The quantum emission rate (31) of the harmonic oscillator becomes

${\eta}^{\text{quant}}\text{}\mathrm{=}\text{}\frac{{(\hslash \omega )}^{2}}{h}\text{}\mathrm{=}\text{}\frac{\hslash {\omega}^{2}}{2\pi}\text{}\cong \text{}\frac{{10}^{-27}{({10}^{15})}^{2}}{2\pi}\text{}\approx \text{}0.16\text{}\times \text{}{10}^{3}\text{\hspace{0.05em}}\frac{\text{erg}}{\text{sec}}\text{(48)}$

By comparing (40,42,44) respectively with (46-48) we find that the quantum emission rate is in general by many orders larger than the classical rate. The ratio of η^{quant} to η^{class} indicates numerically how much a quantum transition is more "sudden" than a classical one.

In the discussion two points merit to be mentioned here.

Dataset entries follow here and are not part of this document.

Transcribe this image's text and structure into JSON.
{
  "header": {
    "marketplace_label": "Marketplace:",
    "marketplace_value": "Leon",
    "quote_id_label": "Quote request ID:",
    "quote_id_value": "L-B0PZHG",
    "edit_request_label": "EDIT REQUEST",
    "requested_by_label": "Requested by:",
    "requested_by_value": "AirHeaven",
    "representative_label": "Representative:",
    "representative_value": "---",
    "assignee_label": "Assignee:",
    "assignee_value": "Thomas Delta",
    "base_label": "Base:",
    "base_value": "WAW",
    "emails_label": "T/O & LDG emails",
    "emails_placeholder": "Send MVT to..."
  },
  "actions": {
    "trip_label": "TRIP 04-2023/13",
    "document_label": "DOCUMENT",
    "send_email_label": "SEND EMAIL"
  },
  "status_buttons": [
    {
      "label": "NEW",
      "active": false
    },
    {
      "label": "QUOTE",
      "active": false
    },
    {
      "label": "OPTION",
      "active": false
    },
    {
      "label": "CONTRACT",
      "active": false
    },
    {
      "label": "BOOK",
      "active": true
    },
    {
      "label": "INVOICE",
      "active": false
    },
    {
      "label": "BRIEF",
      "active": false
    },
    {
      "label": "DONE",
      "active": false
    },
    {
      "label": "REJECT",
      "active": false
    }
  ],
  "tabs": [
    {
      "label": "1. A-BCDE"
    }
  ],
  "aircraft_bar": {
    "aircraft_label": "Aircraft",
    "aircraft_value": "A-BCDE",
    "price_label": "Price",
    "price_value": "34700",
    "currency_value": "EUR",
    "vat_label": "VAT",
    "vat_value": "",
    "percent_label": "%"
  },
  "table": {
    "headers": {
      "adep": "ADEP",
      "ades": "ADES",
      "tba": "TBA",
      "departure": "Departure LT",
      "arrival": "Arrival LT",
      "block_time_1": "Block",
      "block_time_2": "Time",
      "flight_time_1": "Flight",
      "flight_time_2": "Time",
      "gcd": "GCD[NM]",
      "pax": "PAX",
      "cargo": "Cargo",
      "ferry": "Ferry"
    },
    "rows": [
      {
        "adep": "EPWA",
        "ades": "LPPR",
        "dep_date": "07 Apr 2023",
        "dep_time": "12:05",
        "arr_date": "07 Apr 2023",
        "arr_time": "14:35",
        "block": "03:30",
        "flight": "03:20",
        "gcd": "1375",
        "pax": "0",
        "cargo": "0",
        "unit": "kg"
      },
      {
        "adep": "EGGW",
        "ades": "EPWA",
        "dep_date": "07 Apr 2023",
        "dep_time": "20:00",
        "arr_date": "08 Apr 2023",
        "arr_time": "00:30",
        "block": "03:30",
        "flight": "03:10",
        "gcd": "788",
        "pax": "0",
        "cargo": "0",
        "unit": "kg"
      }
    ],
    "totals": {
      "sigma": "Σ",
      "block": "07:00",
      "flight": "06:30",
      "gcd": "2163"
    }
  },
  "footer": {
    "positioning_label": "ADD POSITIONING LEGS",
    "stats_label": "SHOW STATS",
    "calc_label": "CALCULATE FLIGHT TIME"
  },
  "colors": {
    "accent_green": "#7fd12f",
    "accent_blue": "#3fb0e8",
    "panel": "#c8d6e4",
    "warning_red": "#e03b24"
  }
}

The first one concerns the time intervals Δt calculated in (26-28). These intervals are coincident respectively with the time periods of the Bohr quantum states in the hydrogen atom (12) [10], the period of the particle motion in a one-dimensional potential box [7] and the period of the harmonic oscillator.

An interesting result is the ratio of the classical and quantum emission rate of the harmonic oscillator . This is given by the formula

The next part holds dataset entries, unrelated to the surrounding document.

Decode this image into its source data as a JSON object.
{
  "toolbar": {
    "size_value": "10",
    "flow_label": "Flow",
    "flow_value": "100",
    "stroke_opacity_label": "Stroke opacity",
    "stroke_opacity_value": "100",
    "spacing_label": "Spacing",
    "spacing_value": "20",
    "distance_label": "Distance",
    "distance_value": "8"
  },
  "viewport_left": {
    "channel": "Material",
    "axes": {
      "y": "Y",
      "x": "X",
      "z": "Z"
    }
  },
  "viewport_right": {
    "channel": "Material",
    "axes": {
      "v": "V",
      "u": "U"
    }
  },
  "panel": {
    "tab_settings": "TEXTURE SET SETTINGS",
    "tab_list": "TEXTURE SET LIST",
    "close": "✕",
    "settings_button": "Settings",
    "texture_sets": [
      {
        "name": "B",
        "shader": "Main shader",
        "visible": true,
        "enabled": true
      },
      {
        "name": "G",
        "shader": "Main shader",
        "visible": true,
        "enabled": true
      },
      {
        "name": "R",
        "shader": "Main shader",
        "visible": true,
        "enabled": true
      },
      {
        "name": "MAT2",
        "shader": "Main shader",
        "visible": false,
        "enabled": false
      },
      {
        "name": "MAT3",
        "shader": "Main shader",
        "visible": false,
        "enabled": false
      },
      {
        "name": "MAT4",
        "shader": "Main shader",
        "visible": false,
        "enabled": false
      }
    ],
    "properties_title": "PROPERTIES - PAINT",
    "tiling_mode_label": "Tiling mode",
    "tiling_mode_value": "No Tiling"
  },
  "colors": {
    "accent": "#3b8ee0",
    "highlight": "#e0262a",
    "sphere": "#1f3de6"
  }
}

$\frac{{\eta}^{\text{class}}}{{\eta}^{\text{quant}}}\mathrm{=}\frac{2n}{3}\text{\hspace{0.05em}}\frac{{e}^{2}\hslash}{m}\text{\hspace{0.05em}}\frac{{\omega}^{3}}{{c}^{3}}\mathrm{:}\frac{\hslash {\omega}^{2}}{2\pi}\mathrm{=}\frac{4\pi}{3}\text{\hspace{0.05em}}n\text{\hspace{0.05em}}\frac{{e}^{2}\omega}{m{c}^{3}}\mathrm{}\text{}\left(49\right)$

The ratio (49) differs solely by the factor of

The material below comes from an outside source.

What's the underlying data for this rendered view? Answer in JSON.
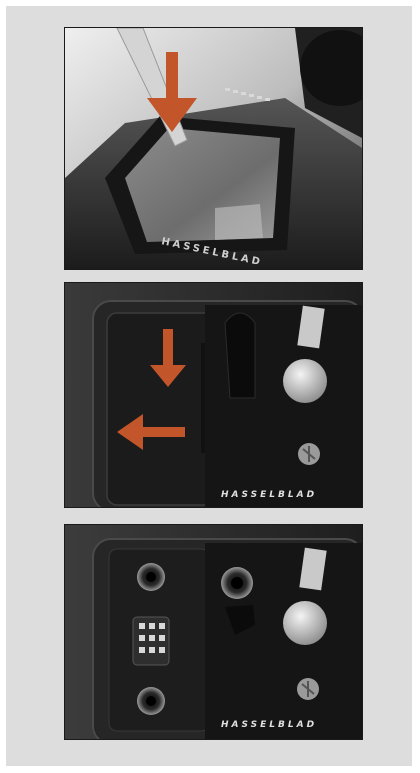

$n\text{\hspace{0.05em}}\frac{2\pi}{\omega}\mathrm{=}\frac{n}{\nu}\mathrm{=}nT\text{}\left(50\right)$

from the damping constant

$\gamma \mathrm{=}\frac{2}{3}\text{\hspace{0.05em}}\frac{{e}^{2}}{m{c}^{3}}\text{\hspace{0.05em}}{\omega}^{2}\text{}\left(51\right)$

of the classical emission [1,13,14]. The T entering (50) is the oscillation time period of the electromagnetic wave having the frequency v.

A general attempt of the paper was to compare the emission rate between two neighbouring states of small quantum systems with the classical emission rate: the formalism shows that the quantum rate is many times larger than the classical one. In course of calculations the transition energy ΔE between quantum levels is assumed to represent a dissipative energy of the Joule character. The other results obtained for transitions are:

1. The electric resistance R characteristic for transitions is equal to the same constant number present in different systems, moreover this R is independent of the quantum index n,

2. The size of the product of ΔE and the time interval Δt of transition attains the Planck constant h.